diversity

Like everywhere in the world and like in every country, the people of Israel are a diverse lot. There is no such thing as "THE Israeli". 
Like there is no such thing as "THE Swiss" or "THE German", "THE American"- not even "THE Jew" or "THE Christian" or "THE Muslim". We are all a mix of a lot of things. One might be a painter, a Christian, a wife, a biologist and a French at the same time. While I am a mother and a Swiss and an Israeli and a book reader and an office worker and a gardener and much more at the same time…

I think it would help a great deal, if we would look at others that way, if we would not put someone immediately in a labeled box according to his nationality, faith or even political views. 
We would sure find common things in each other. 
The love for lyrics, music or nature. The interest in education, sports, cooking or science. To like to hike or farm or sing.

So like everywhere else we have in Israel painters and bankers, grandfathers and cooks, thieves, bikers, woodworkers, gardeners, kids, Jews, uncles, writers, poets, musicians, technicians, Christians, bus drivers, Muslims, shop owners, runners, teachers, scientists, horse riders, dancers, liars, nuns, chess players, farmers, bar men, pilots, lovers, babies, vets, immigrants, lawyers, nurses, mothers, students…

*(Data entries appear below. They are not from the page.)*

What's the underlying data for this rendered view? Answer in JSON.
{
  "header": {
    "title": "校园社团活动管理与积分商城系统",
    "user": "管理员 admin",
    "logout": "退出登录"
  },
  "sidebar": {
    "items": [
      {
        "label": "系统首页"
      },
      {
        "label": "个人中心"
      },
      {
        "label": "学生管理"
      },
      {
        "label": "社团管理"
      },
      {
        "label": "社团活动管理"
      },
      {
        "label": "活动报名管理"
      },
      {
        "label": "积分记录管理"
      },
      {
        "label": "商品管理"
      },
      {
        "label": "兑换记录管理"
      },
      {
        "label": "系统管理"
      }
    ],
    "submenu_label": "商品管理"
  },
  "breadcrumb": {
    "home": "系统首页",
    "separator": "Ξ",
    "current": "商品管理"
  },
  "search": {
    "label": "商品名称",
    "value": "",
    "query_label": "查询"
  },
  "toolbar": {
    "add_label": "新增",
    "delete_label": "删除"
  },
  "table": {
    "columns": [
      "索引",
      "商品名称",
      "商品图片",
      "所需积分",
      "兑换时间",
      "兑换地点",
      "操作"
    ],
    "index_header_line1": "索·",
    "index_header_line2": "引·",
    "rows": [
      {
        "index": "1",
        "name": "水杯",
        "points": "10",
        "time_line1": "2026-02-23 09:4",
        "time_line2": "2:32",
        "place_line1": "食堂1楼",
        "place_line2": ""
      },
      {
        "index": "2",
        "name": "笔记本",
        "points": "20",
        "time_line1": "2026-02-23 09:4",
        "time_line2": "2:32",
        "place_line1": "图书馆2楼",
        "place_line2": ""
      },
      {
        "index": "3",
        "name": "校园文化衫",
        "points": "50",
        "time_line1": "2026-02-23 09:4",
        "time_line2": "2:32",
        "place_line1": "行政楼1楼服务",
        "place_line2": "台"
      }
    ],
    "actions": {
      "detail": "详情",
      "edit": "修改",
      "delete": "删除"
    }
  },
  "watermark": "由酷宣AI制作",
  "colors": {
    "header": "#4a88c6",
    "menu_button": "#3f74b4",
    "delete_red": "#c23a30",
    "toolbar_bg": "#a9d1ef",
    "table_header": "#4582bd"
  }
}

We have people who love to bake, talk, swim, play the flute, read books, cook, play video games, chat on the phone, kiss, hike, knit, grow vegetables, run marathons, sleep, smoke cigarettes, party, pray, shop, sing, drink wine, tend horses …

We are human. We are humans.

Even if there are people in this world- especially now and in growing numbers- that like to portray the Israelis (and Jews for that matter because too many times they don't make a distinction) as heartless monsters, as bloodthirsty kid-murderers and as evil invaders.

Believe me- I know not one person in my surrounding that is not sick and tired of this conflict (It does not mean that there are no people who think differently and it does not mean that Israel can accept an unconditionally ceasefire.).

We all would prefer to have peace and to make plans for the future.

I feel quite low. Yesterday evening I walked endless circles in our house, crying. I looked at our sleeping children and I cried some more. I try to keep up a good spirit- especially for our children- but sometimes I can't. Too many depressing news. Too scary to think about certain things…


2 comments:

vervlogen dagen said...

Oh, Rahel. I can't even imagine how it must be to live like that. Wish you, and the whole world, peace. Why is it so difficult to live together next to eachother?

Karen said...

Please don't give up! Your post is such a wonderful plea for humanity and loving each other, we are all the same under all our "roles" and "identities". Thinking of you, Rahel and wishing you much strength and safety. Karen